Enacted during the last legislative session through Sections 497 and 502 of Chapter 26 of the Acts of 2003, the new fees of $90-120 will be assessed on civil suits or petitions in the district, municipal or superior courts that have not been resolved within a one-year period. Failure to pay the fee can result in a case being dismissed.
The unanimous vote to fight the anniversary fee came during the Nov. 13 meeting of the MBA House of Delegates in Worcester.
As voted, the MBA will:
• Actively oppose and work to repeal the anniversary fee through legislative action, and
• Immediately establish a committee appointed by the association's president to recommend other methods of opposition, including leading or joining a challenge to the fee in the courts.

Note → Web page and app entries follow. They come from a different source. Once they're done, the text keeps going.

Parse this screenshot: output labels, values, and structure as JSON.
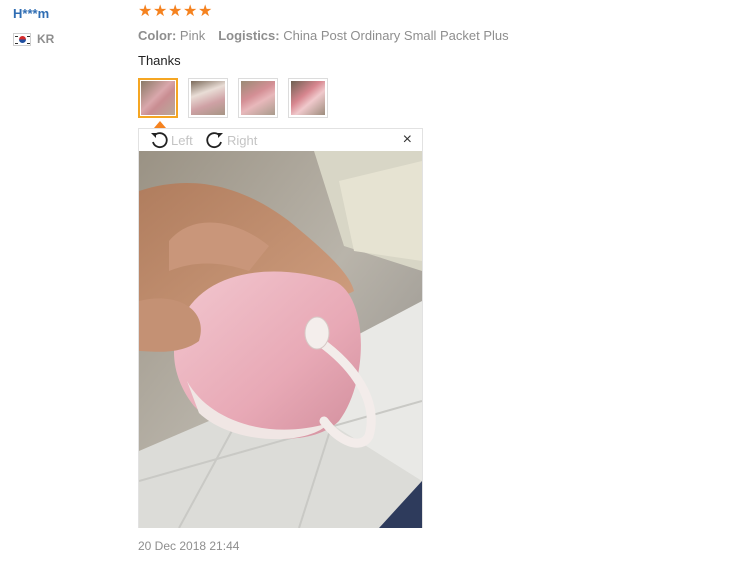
{
  "review": {
    "user_name": "H***m",
    "country": "KR",
    "rating": 5,
    "color_label": "Color:",
    "color_value": "Pink",
    "logistics_label": "Logistics:",
    "logistics_value": "China Post Ordinary Small Packet Plus",
    "feedback": "Thanks",
    "date": "20 Dec 2018 21:44"
  },
  "viewer": {
    "rotate_left_label": "Left",
    "rotate_right_label": "Right",
    "close_glyph": "×",
    "thumbnail_count": 4,
    "active_thumbnail": 1
  },
  "icons": {
    "star": "star-icon",
    "rotate_left": "rotate-left-icon",
    "rotate_right": "rotate-right-icon",
    "close": "close-icon",
    "flag": "flag-kr-icon"
  },
  "colors": {
    "accent": "#f5821f",
    "user_link": "#2f6db3",
    "muted_text": "#8e8e8e",
    "active_thumb_border": "#f5a623"
  }
}
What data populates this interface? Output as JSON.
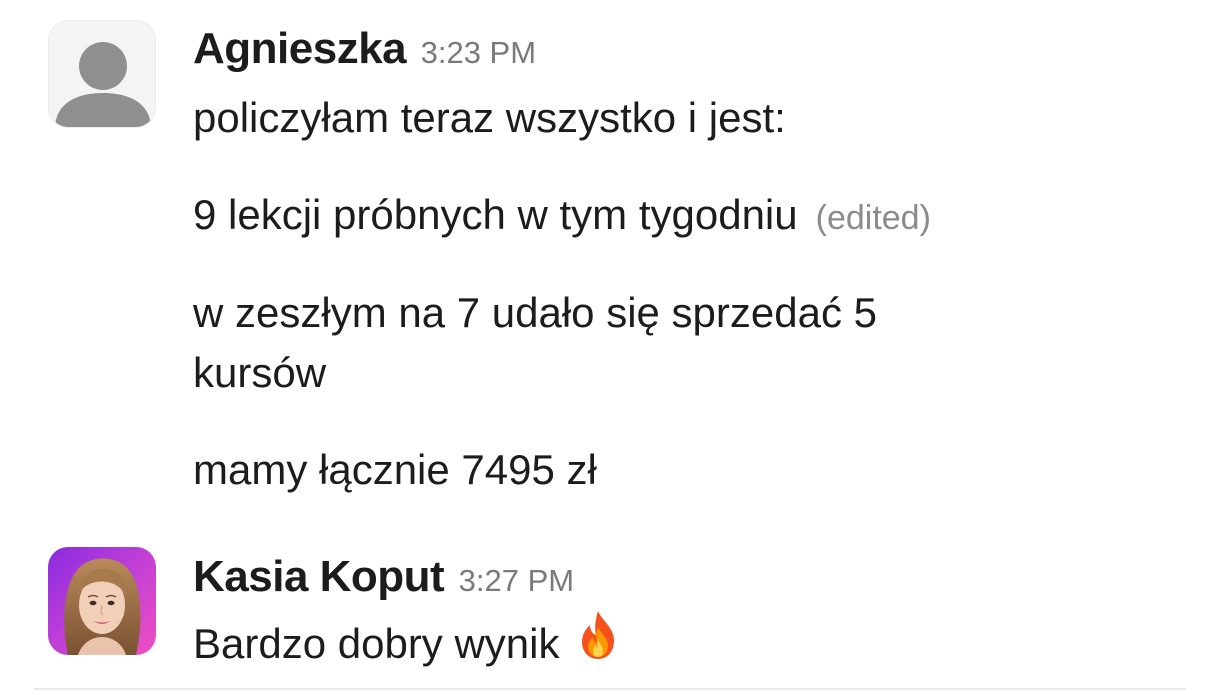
{
  "messages": [
    {
      "author": "Agnieszka",
      "time": "3:23 PM",
      "avatar": "default-user-icon",
      "lines": [
        "policzyłam teraz wszystko i jest:",
        "9 lekcji próbnych w tym tygodniu",
        "w zeszłym na 7 udało się sprzedać 5",
        "kursów",
        "mamy łącznie 7495 zł"
      ],
      "edited_label": "(edited)"
    },
    {
      "author": "Kasia Koput",
      "time": "3:27 PM",
      "avatar": "user-photo",
      "text": "Bardzo dobry wynik",
      "emoji": "fire-icon"
    }
  ],
  "colors": {
    "text": "#1d1c1d",
    "timestamp": "#7a7a7a",
    "edited": "#8b8b8b",
    "avatar_gradient_start": "#8a2be2",
    "avatar_gradient_end": "#ee4fc0"
  }
}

"The intent of this fee is to generate millions of dollars in new revenue for the state, however the fee system is riddled with troublesome issues," said MBA President Richard C. Van Nostrand. "Not only is it a potential administrative disaster for our already overburdened courts, but it also unfairly singles out some litigants and petitioners to the exclusion of others.
"Given that litigants face 14-36 months of tracking their cases prior to trial in superior court, often through no fault of the parties, these new fees unjustly penalize them for something that is beyond their control," Van Nostrand said.
"Most troubling, however, is the potential for denying access to justice for indigent individuals who face having their cases dismissed simply because they cannot afford to pay the fee."
The presidential committee is expected to make its recommendation for further action at the association's January meeting of the House of Delegates.